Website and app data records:
[Start of Attachment]

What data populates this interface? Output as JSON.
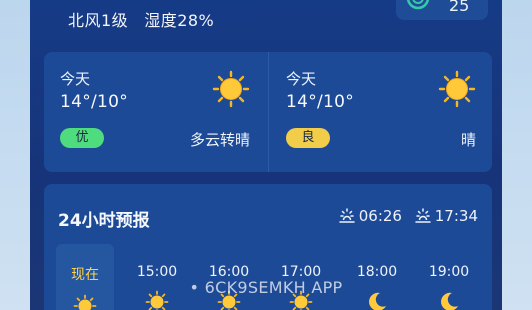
{
  "current": {
    "wind": "北风1级",
    "humidity": "湿度28%"
  },
  "aqi": {
    "value": "25"
  },
  "days": [
    {
      "name": "今天",
      "temp": "14°/10°",
      "badge": "优",
      "desc": "多云转晴"
    },
    {
      "name": "今天",
      "temp": "14°/10°",
      "badge": "良",
      "desc": "晴"
    }
  ],
  "hourly": {
    "title": "24小时预报",
    "sunrise": "06:26",
    "sunset": "17:34",
    "items": [
      {
        "time": "现在",
        "icon": "sun-icon"
      },
      {
        "time": "15:00",
        "icon": "sun-icon"
      },
      {
        "time": "16:00",
        "icon": "sun-icon"
      },
      {
        "time": "17:00",
        "icon": "sun-icon"
      },
      {
        "time": "18:00",
        "icon": "moon-icon"
      },
      {
        "time": "19:00",
        "icon": "moon-icon"
      }
    ]
  },
  "watermark": "• 6CK9SEMKH APP",
  "colors": {
    "sun": "#f6b71f",
    "sun_light": "#ffd447",
    "good": "#4fdc7e",
    "fair": "#f2cd4a",
    "now_label": "#ffd24d"
  }
}
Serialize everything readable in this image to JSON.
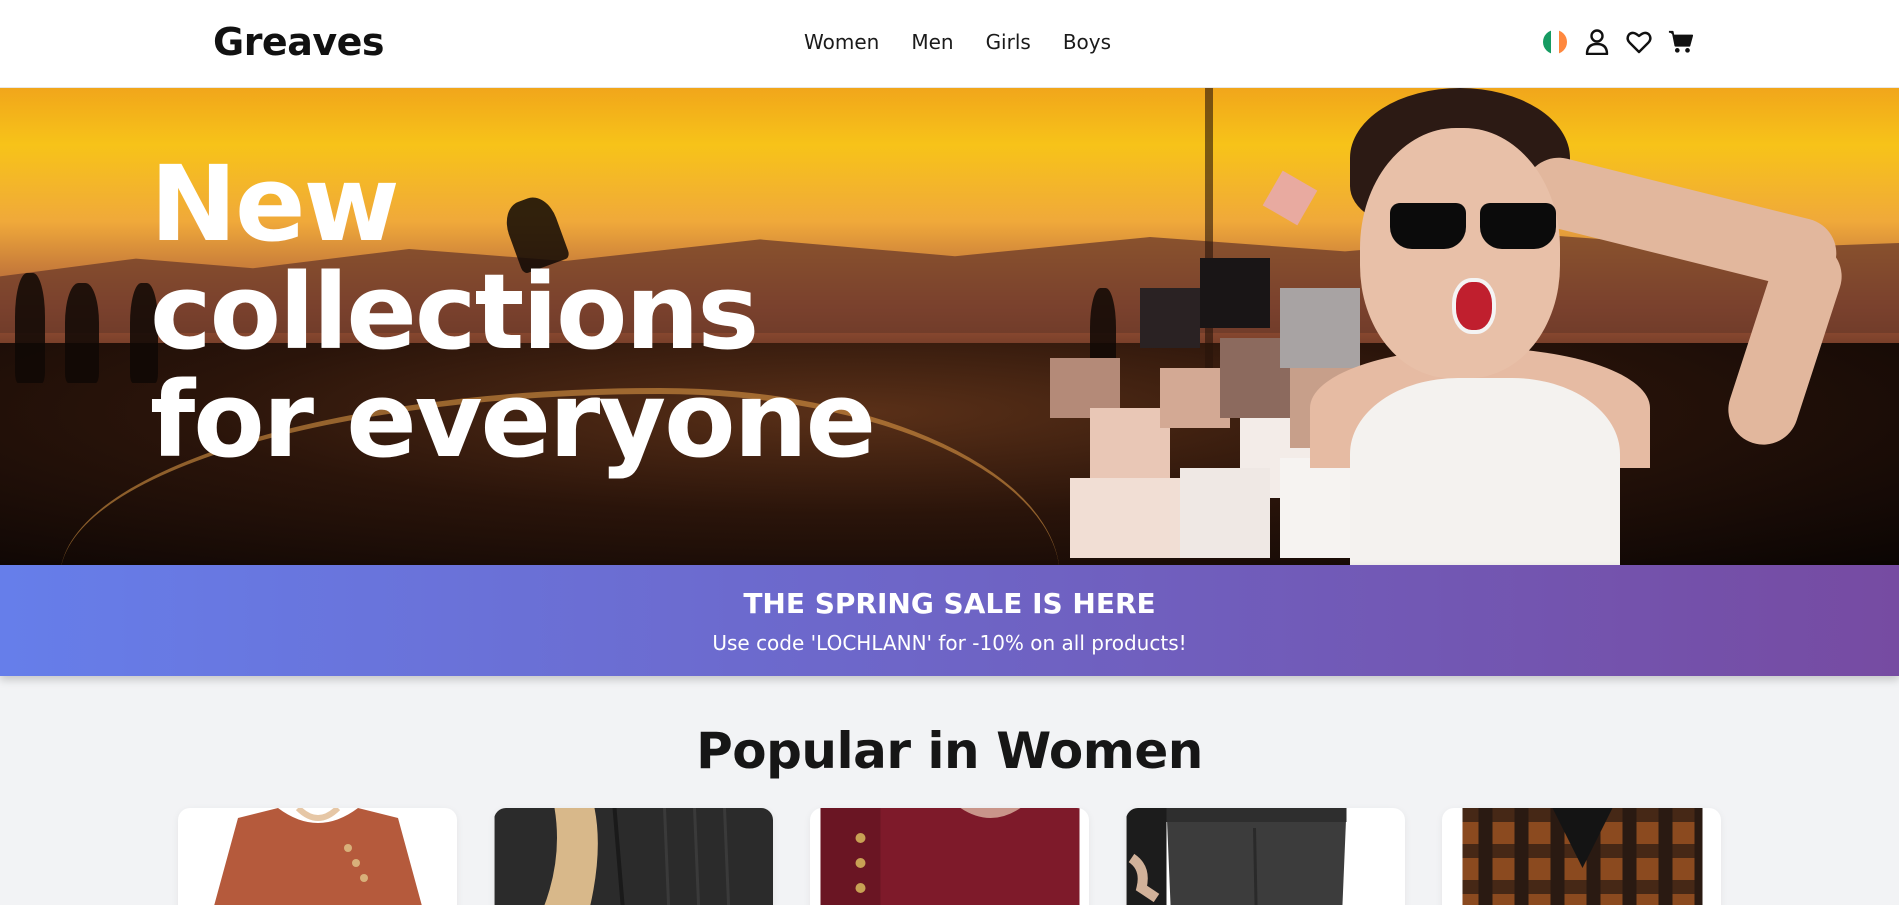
{
  "header": {
    "logo": "Greaves",
    "nav": [
      "Women",
      "Men",
      "Girls",
      "Boys"
    ],
    "icons": [
      "ireland-flag-icon",
      "user-icon",
      "heart-icon",
      "cart-icon"
    ]
  },
  "hero": {
    "title_lines": [
      "New",
      "collections",
      "for everyone"
    ]
  },
  "sale_banner": {
    "title": "THE SPRING SALE IS HERE",
    "subtitle": "Use code 'LOCHLANN' for -10% on all products!",
    "gradient": [
      "#667eea",
      "#764ba2"
    ]
  },
  "popular": {
    "title": "Popular in Women",
    "products": [
      {
        "image": "rust-ribbed-sweater",
        "color": "#b55a3c"
      },
      {
        "image": "black-knit-cardigan",
        "color": "#2b2b2b"
      },
      {
        "image": "burgundy-button-top",
        "color": "#7e1a2a"
      },
      {
        "image": "grey-trousers",
        "color": "#3c3c3c"
      },
      {
        "image": "plaid-shirt",
        "color": "#8b4a1f"
      }
    ]
  }
}
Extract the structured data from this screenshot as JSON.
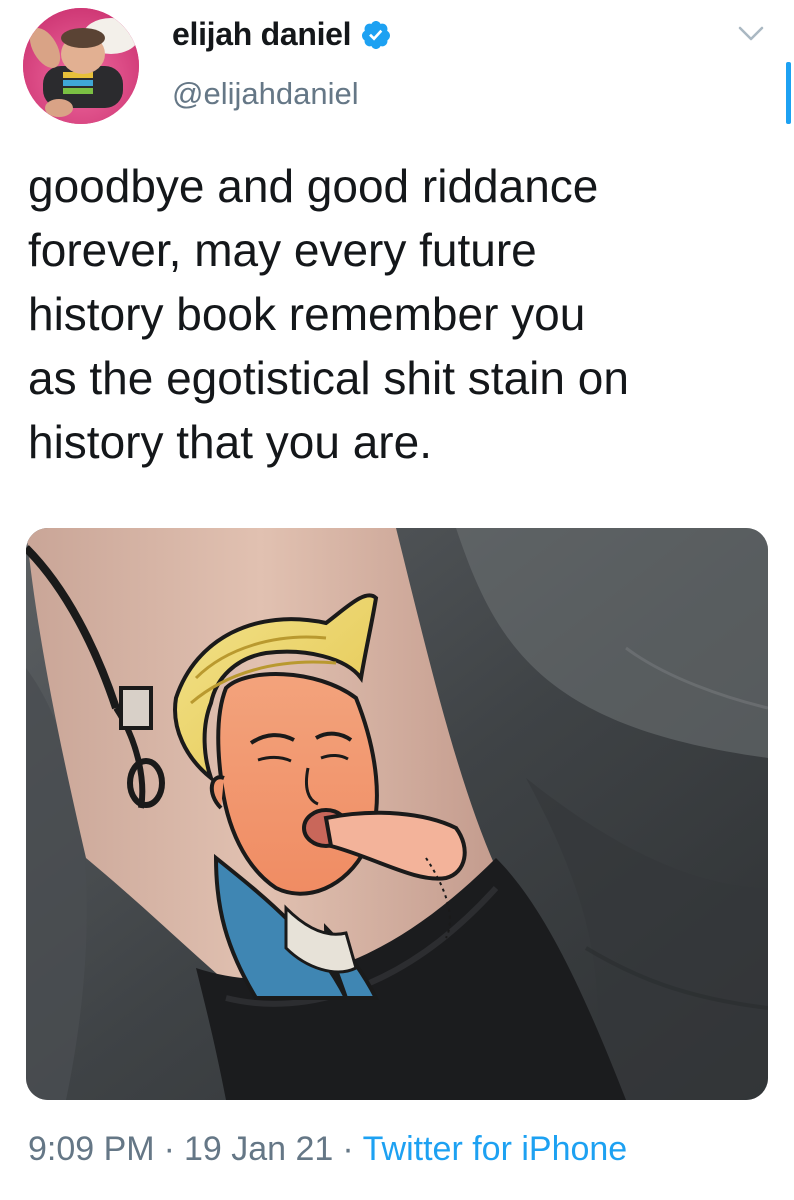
{
  "tweet": {
    "author": {
      "display_name": "elijah daniel",
      "handle": "@elijahdaniel",
      "verified": true
    },
    "text": "goodbye and good riddance\nforever, may every future\nhistory book remember you\nas the egotistical shit stain on\nhistory that you are.",
    "time": "9:09 PM",
    "date": "19 Jan 21",
    "source": "Twitter for iPhone",
    "separator": "·",
    "media": {
      "kind": "photo"
    }
  },
  "icons": {
    "verified": "verified-badge-icon",
    "menu": "chevron-down-icon"
  },
  "colors": {
    "text": "#14171a",
    "secondary": "#657786",
    "accent": "#1da1f2"
  }
}
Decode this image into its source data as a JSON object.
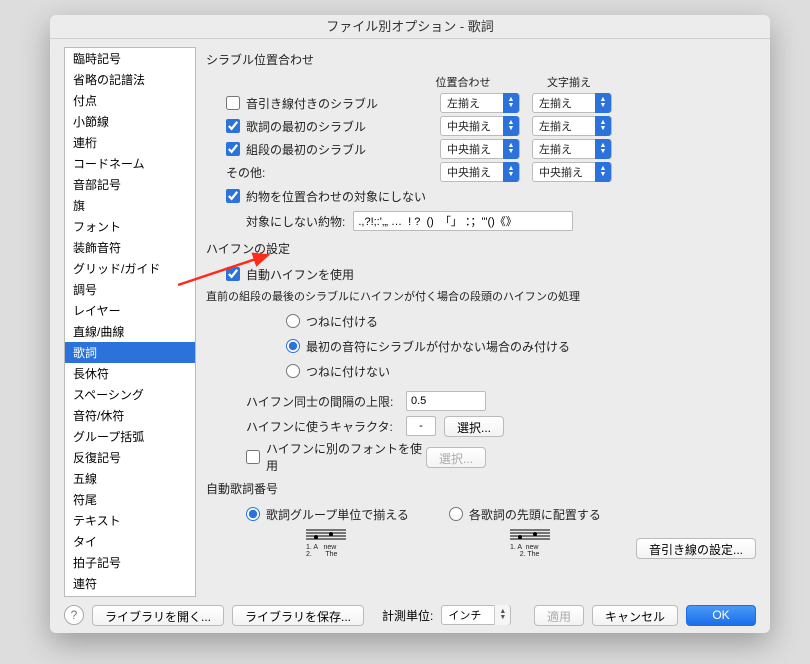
{
  "title": "ファイル別オプション - 歌詞",
  "sidebar": {
    "items": [
      {
        "label": "臨時記号"
      },
      {
        "label": "省略の記譜法"
      },
      {
        "label": "付点"
      },
      {
        "label": "小節線"
      },
      {
        "label": "連桁"
      },
      {
        "label": "コードネーム"
      },
      {
        "label": "音部記号"
      },
      {
        "label": "旗"
      },
      {
        "label": "フォント"
      },
      {
        "label": "装飾音符"
      },
      {
        "label": "グリッド/ガイド"
      },
      {
        "label": "調号"
      },
      {
        "label": "レイヤー"
      },
      {
        "label": "直線/曲線"
      },
      {
        "label": "歌詞",
        "selected": true
      },
      {
        "label": "長休符"
      },
      {
        "label": "スペーシング"
      },
      {
        "label": "音符/休符"
      },
      {
        "label": "グループ括弧"
      },
      {
        "label": "反復記号"
      },
      {
        "label": "五線"
      },
      {
        "label": "符尾"
      },
      {
        "label": "テキスト"
      },
      {
        "label": "タイ"
      },
      {
        "label": "拍子記号"
      },
      {
        "label": "連符"
      }
    ]
  },
  "syllable_alignment": {
    "title": "シラブル位置合わせ",
    "col1": "位置合わせ",
    "col2": "文字揃え",
    "rows": [
      {
        "label": "音引き線付きのシラブル",
        "checked": false,
        "v1": "左揃え",
        "v2": "左揃え"
      },
      {
        "label": "歌詞の最初のシラブル",
        "checked": true,
        "v1": "中央揃え",
        "v2": "左揃え"
      },
      {
        "label": "組段の最初のシラブル",
        "checked": true,
        "v1": "中央揃え",
        "v2": "左揃え"
      }
    ],
    "other_label": "その他:",
    "other_v1": "中央揃え",
    "other_v2": "中央揃え",
    "exclude_label": "約物を位置合わせの対象にしない",
    "exclude_checked": true,
    "exclude_chars_label": "対象にしない約物:",
    "exclude_chars_value": ".,?!;:'‚„ …  ! ?  ()  「」 ：；\"'()《》"
  },
  "hyphen": {
    "title": "ハイフンの設定",
    "auto_label": "自動ハイフンを使用",
    "auto_checked": true,
    "desc": "直前の組段の最後のシラブルにハイフンが付く場合の段頭のハイフンの処理",
    "opt1": "つねに付ける",
    "opt2": "最初の音符にシラブルが付かない場合のみ付ける",
    "opt3": "つねに付けない",
    "selected": "opt2",
    "spacing_label": "ハイフン同士の間隔の上限:",
    "spacing_value": "0.5",
    "char_label": "ハイフンに使うキャラクタ:",
    "char_value": "-",
    "choose": "選択...",
    "font_label": "ハイフンに別のフォントを使用",
    "font_checked": false
  },
  "numbering": {
    "title": "自動歌詞番号",
    "opt1": "歌詞グループ単位で揃える",
    "opt2": "各歌詞の先頭に配置する",
    "selected": "opt1",
    "preview1": "1. A   new\n2.       The",
    "preview2": "1. A  new\n     2. The",
    "ext_btn": "音引き線の設定..."
  },
  "footer": {
    "open": "ライブラリを開く...",
    "save": "ライブラリを保存...",
    "unit_label": "計測単位:",
    "unit_value": "インチ",
    "apply": "適用",
    "cancel": "キャンセル",
    "ok": "OK"
  }
}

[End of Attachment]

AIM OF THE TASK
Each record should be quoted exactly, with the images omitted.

ANSWER TO THIS EXERCISE
What data populates this interface? Output as JSON.
{
  "current": {
    "wind": "北风1级",
    "humidity": "湿度28%"
  },
  "aqi": {
    "value": "25"
  },
  "days": [
    {
      "name": "今天",
      "temp": "14°/10°",
      "badge": "优",
      "desc": "多云转晴"
    },
    {
      "name": "今天",
      "temp": "14°/10°",
      "badge": "良",
      "desc": "晴"
    }
  ],
  "hourly": {
    "title": "24小时预报",
    "sunrise": "06:26",
    "sunset": "17:34",
    "items": [
      {
        "time": "现在",
        "icon": "sun-icon"
      },
      {
        "time": "15:00",
        "icon": "sun-icon"
      },
      {
        "time": "16:00",
        "icon": "sun-icon"
      },
      {
        "time": "17:00",
        "icon": "sun-icon"
      },
      {
        "time": "18:00",
        "icon": "moon-icon"
      },
      {
        "time": "19:00",
        "icon": "moon-icon"
      }
    ]
  },
  "watermark": "• 6CK9SEMKH APP",
  "colors": {
    "sun": "#f6b71f",
    "sun_light": "#ffd447",
    "good": "#4fdc7e",
    "fair": "#f2cd4a",
    "now_label": "#ffd24d"
  }
}
Serialize everything readable in this image to JSON.
{
  "header": {
    "logo": "Greaves",
    "nav": [
      "Women",
      "Men",
      "Girls",
      "Boys"
    ],
    "icons": [
      "ireland-flag-icon",
      "user-icon",
      "heart-icon",
      "cart-icon"
    ]
  },
  "hero": {
    "title_lines": [
      "New",
      "collections",
      "for everyone"
    ]
  },
  "sale_banner": {
    "title": "THE SPRING SALE IS HERE",
    "subtitle": "Use code 'LOCHLANN' for -10% on all products!",
    "gradient": [
      "#667eea",
      "#764ba2"
    ]
  },
  "popular": {
    "title": "Popular in Women",
    "products": [
      {
        "image": "rust-ribbed-sweater",
        "color": "#b55a3c"
      },
      {
        "image": "black-knit-cardigan",
        "color": "#2b2b2b"
      },
      {
        "image": "burgundy-button-top",
        "color": "#7e1a2a"
      },
      {
        "image": "grey-trousers",
        "color": "#3c3c3c"
      },
      {
        "image": "plaid-shirt",
        "color": "#8b4a1f"
      }
    ]
  }
}
Extract the structured data from this screenshot as JSON.
{
  "tweet": {
    "author": {
      "display_name": "elijah daniel",
      "handle": "@elijahdaniel",
      "verified": true
    },
    "text": "goodbye and good riddance\nforever, may every future\nhistory book remember you\nas the egotistical shit stain on\nhistory that you are.",
    "time": "9:09 PM",
    "date": "19 Jan 21",
    "source": "Twitter for iPhone",
    "separator": "·",
    "media": {
      "kind": "photo"
    }
  },
  "icons": {
    "verified": "verified-badge-icon",
    "menu": "chevron-down-icon"
  },
  "colors": {
    "text": "#14171a",
    "secondary": "#657786",
    "accent": "#1da1f2"
  }
}
Decode this image into its source data as a JSON object.
{
  "title": "ファイル別オプション - 歌詞",
  "sidebar": {
    "items": [
      {
        "label": "臨時記号"
      },
      {
        "label": "省略の記譜法"
      },
      {
        "label": "付点"
      },
      {
        "label": "小節線"
      },
      {
        "label": "連桁"
      },
      {
        "label": "コードネーム"
      },
      {
        "label": "音部記号"
      },
      {
        "label": "旗"
      },
      {
        "label": "フォント"
      },
      {
        "label": "装飾音符"
      },
      {
        "label": "グリッド/ガイド"
      },
      {
        "label": "調号"
      },
      {
        "label": "レイヤー"
      },
      {
        "label": "直線/曲線"
      },
      {
        "label": "歌詞",
        "selected": true
      },
      {
        "label": "長休符"
      },
      {
        "label": "スペーシング"
      },
      {
        "label": "音符/休符"
      },
      {
        "label": "グループ括弧"
      },
      {
        "label": "反復記号"
      },
      {
        "label": "五線"
      },
      {
        "label": "符尾"
      },
      {
        "label": "テキスト"
      },
      {
        "label": "タイ"
      },
      {
        "label": "拍子記号"
      },
      {
        "label": "連符"
      }
    ]
  },
  "syllable_alignment": {
    "title": "シラブル位置合わせ",
    "col1": "位置合わせ",
    "col2": "文字揃え",
    "rows": [
      {
        "label": "音引き線付きのシラブル",
        "checked": false,
        "v1": "左揃え",
        "v2": "左揃え"
      },
      {
        "label": "歌詞の最初のシラブル",
        "checked": true,
        "v1": "中央揃え",
        "v2": "左揃え"
      },
      {
        "label": "組段の最初のシラブル",
        "checked": true,
        "v1": "中央揃え",
        "v2": "左揃え"
      }
    ],
    "other_label": "その他:",
    "other_v1": "中央揃え",
    "other_v2": "中央揃え",
    "exclude_label": "約物を位置合わせの対象にしない",
    "exclude_checked": true,
    "exclude_chars_label": "対象にしない約物:",
    "exclude_chars_value": ".,?!;:'‚„ …  ! ?  ()  「」 ：；\"'()《》"
  },
  "hyphen": {
    "title": "ハイフンの設定",
    "auto_label": "自動ハイフンを使用",
    "auto_checked": true,
    "desc": "直前の組段の最後のシラブルにハイフンが付く場合の段頭のハイフンの処理",
    "opt1": "つねに付ける",
    "opt2": "最初の音符にシラブルが付かない場合のみ付ける",
    "opt3": "つねに付けない",
    "selected": "opt2",
    "spacing_label": "ハイフン同士の間隔の上限:",
    "spacing_value": "0.5",
    "char_label": "ハイフンに使うキャラクタ:",
    "char_value": "-",
    "choose": "選択...",
    "font_label": "ハイフンに別のフォントを使用",
    "font_checked": false
  },
  "numbering": {
    "title": "自動歌詞番号",
    "opt1": "歌詞グループ単位で揃える",
    "opt2": "各歌詞の先頭に配置する",
    "selected": "opt1",
    "preview1": "1. A   new\n2.       The",
    "preview2": "1. A  new\n     2. The",
    "ext_btn": "音引き線の設定..."
  },
  "footer": {
    "open": "ライブラリを開く...",
    "save": "ライブラリを保存...",
    "unit_label": "計測単位:",
    "unit_value": "インチ",
    "apply": "適用",
    "cancel": "キャンセル",
    "ok": "OK"
  }
}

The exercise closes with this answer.